On many days, I have asked myself the profound question: Do I want pizza or do I want abs? In a perfect world (when I was younger and skinnier), I didn’t have to choose between these things. The reality is you can accept that your body changes as you age and as your lifestyle changes, or you can pretend otherwise. I choose the former.
Particularly on weekends, when most of us are likely to spend a ton of time with our friends – and especially when it’s nice outside – we’re more apt to forgetting about our good eating habits. Good eating habit that we may generally subscribe to, during the work week.
Of course friends cluster together with respect to habits – if you’re a healthy eater, chances are your friends are too. A problem that I’ve observed, however, is there’s a certain mentality towards eating that many people have over the weekend. A mentality of, “I’ve eaten healthy during the week so I’m going to spoil myself. This is my reward.”
But why do we reward ourselves with doing something that isn’t necessarily good for us, or at least for our health? That is to say, why do we reward our good healthy practices by eating (and drinking) poorly over the weekend? Shouldn’t we “reward” ourselves by doing something that will make us even healthier?
Now don’t get me wrong – I am not one of those people who believes that people should never have anything, “unhealthy.” I cook, I bake, and I’m even dabbling in home mixology these days. And those things alone mean I know most of what is going in my body. To me that is fundamental – knowing what you’re putting inside your body.
The problem though is during the weekend, when most of us are more inclined to go for all the foods we want simply because it’s the weekend – we know less what we’re putting in our bodies. And most of us, even the most health-conscious of us, don’t even want to think about it.
This is not a particularly beneficial way to live – treating your health and eating habits like a reward system, that is. In the long-term it creates a mentality that the reward for healthy behavior is unhealthy behavior.
For many, the loss of self-control is our inability to focus on our future gains. Or what I like to call, our future or long-term selves. Our love of instant gratification includes the way we eat, and we love to satisfy our short-term selves.
So even though our long-term selves may wants abs, our short-term selves want pizza. And on the weekends, especially because of a culture of excess and work and a sort of, “living for the weekend” mentality, we’re more inclined to listen to our short-term selves.
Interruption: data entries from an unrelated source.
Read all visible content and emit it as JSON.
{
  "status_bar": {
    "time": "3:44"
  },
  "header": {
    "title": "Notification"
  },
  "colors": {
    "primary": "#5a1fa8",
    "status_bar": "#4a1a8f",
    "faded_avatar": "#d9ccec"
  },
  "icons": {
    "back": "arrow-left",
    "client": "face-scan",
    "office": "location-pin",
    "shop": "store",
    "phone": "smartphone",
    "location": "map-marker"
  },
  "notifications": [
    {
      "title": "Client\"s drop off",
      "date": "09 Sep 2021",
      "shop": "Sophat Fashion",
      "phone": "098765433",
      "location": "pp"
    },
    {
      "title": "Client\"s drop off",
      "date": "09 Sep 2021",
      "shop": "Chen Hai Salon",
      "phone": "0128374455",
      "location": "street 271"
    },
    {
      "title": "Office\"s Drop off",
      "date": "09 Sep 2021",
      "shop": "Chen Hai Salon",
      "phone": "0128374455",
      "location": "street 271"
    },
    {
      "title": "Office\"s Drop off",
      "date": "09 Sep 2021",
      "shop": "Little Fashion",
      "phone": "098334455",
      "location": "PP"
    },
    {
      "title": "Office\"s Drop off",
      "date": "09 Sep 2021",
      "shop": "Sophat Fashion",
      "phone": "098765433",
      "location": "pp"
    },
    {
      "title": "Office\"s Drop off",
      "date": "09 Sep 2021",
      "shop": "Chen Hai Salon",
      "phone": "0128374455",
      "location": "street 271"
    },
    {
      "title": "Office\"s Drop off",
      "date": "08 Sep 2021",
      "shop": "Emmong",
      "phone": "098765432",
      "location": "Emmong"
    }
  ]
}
A friend and I were talking about this late last night as we got together and had a glass of wine and some hors ‘d’oeuvres. I told her, part-seriously and part in jest that my struggle that evening was that profound question: Do I want pizza or do I want abs?
I had chosen a salad mostly because I am simply one of those people who believes, and who comes from a culture that believes, saying “no” to yourself is a good thing. And it’s not just a good thing, it’s an important thing in order to lead the kind of life you want in the long-term. Self-denial, especially in the short-term, can lead to success in the long-term.
I also recalled something my friend once said to me which I had been thinking about yesterday specifically. She is a health professional and someone who I credit as one of the best strength training instructors I ever had the privilege of being trained by. In one of her fitness classes one time, she said the following in passing, “When you say no to something, you are saying yes to something else.”
Those words stuck. I’ve often remembered them in times when I really needed to recall what my long-term self really wants. I think it’s a good thing to remember too if you struggle with seemingly day-to-day decisions that end up affecting you over a lifetime. How we eat on our weekends may change if we stop thinking about health as a rewards system, and start thinking about what we want to say no to, and what we want to say yes to – in the long-term.
So definitely have that glass of wine or that cupcake or that cookie or that slice of pizza. Food and drink, after all, are not the enemy. And my God, what an awful existence it would be to always deny one’s self little pleasures. Moreover, the odd pizza slice is not going to ruin your abs.
But if you do want abs – which is really just my synonym for good health in this piece – recognize that you have to make sacrifices. You have to say no to some things. But don’t focus on the no’s. Ask yourself: When I say “no” to this, what am I saying “yes” to? Focus on those yes’s. And if you think about it, you can apply this ideology to more than just weekend eating – you can apply it to life.